Philosopher Franz Rosenzweig (1886-1929) said, “The true goal of the mind is translating: only when a thing has been translated does it become truly vocal, no longer to be done away with... The same holds good for translating man to man.” Rosenzweig isn’t merely speaking about literal translation—language to language—but about something more meaningful, our relation to one another.
Every “thing” and every “reality” has its own language. We talk about art or philosophy having its own vocabulary in order to be expressed and understood. In academia, it’s often said that when writing a dissertation, a student should pay attention to a particular “conversation” he’s part of to maintain the dissertation's structural integrity.
Film isn’t any different than other forms of art. It has its own structure, language, and form. In addition, it maintains uniqueness and authenticity because of a specific vision of a director. How do we “translate” the language of film into the language of being? Should the filmmaker be included in this translation and interpretation? Why do we feel compelled in the first place to write about films, to explain what should be self-evident, namely the image itself?
David Lynch writes that “a film should stand on its own. It’s absurd if a filmmaker needs to say what a film means in words.” Lynch is famous for not wanting to discuss the meaning of his films. He often hints at why and how he made particular decisions during the shooting or script writing, but refuses to tell the audience what it all means. Nor should he. An artist isn’t a philosopher, and as novelist Iris Murdoch (1919-1999) said, literature [and by implication all of art] mystifies, while philosophy clarifies.
Lynch isn’t obligated to “translate” his vision. The lens of his camera is the conduit through which we witness that vision, that beautiful dream or nightmare that repeats itself, taking on different forms. By not wanting to interpret his film in order to presumably make them more palatable, Lynch is also separating himself from the eventual artifact, the film. He forces us to enter into the world of his making, a labyrinthine dream, and the only judgment we can offer is an aesthetical one.
We may ask whether we’re capable of understanding the filmmaker’s vision. Lynch answers that “they [people] understand much more than they realize. Because we’re all blessed with intuition—we really have the gift of intuiting things.” Whether we actually write about cinema or not, or trying to translate it into a reality other than what it’s made of, we’re experiencing it. We have to let go of certain assumptions and prejudices. More than anything, an ethical judgment must remain in the back seat.
“Cinema is a lot like music,” writes Lynch. It can be very abstract, but people have a yearning to make intellectual sense of it, to put it right into words. And when they can’t do that, it feels frustrating. But they can come up with an explanation from within, if they just allow it.”
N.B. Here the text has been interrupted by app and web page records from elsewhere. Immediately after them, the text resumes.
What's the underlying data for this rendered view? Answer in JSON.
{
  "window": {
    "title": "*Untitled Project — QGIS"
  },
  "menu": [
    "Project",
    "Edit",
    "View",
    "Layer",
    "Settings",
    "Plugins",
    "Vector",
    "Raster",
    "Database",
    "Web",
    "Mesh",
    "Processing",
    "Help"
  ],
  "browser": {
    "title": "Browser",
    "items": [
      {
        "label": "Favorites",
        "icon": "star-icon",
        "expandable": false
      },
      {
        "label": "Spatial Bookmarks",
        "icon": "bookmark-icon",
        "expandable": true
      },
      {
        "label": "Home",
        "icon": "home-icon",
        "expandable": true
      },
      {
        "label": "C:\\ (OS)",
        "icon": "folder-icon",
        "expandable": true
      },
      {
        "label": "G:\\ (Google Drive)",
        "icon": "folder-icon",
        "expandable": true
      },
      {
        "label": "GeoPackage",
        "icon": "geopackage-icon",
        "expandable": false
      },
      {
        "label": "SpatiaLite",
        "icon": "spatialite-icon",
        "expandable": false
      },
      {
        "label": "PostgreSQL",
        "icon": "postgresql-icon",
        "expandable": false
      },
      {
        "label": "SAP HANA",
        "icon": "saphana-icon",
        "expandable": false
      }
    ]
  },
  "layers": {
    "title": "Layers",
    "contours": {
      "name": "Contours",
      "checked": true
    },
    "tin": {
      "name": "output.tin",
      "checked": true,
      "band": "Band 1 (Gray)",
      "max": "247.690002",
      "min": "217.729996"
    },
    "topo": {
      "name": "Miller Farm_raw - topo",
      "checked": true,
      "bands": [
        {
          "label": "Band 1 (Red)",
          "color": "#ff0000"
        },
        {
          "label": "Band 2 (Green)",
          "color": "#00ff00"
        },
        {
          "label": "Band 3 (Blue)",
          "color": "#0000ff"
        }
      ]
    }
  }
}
We often feel tense when watching a certain film. Have you ever felt second-hand embarrassment for the character? Or felt uncomfortable because the film may be challenging your desires and interiority? (John Cassavetes was a master at making people exhausted and frustrated after watching his films because he forced the audience to look into themselves and the false faces they’ve created in order to live a lie.)
Intellectualizing an emotion can lead to a dead end. Yet we can’t help but use philosophy in order to clarify the mystical experience. This is a natural process of the mind. We want to have a definition, even if it changes after another viewing. Mulholland Drive (2001) in one interpretation may be viewed in two parts: a saccharine, unobtainable dream and a nasty, brutal reality of a movie star that never was.
In another interpretation, it may be nothing more than a collage of images that we have been handed by Lynch to piece together, resulting in several “translations” that speak to our own desires and frustrations. Finally, it may be about the destructive nature of the erotic power, and the experience of such a film becomes a reality that arouses thoughts of belonging into the world. The erotic power is often destructive and abstract, as Lynch has repeatedly shown in his work. Most filmmakers make films with an intent that includes an invitation. It’s open, enter at your own risk, so that you may be lost and found in translation.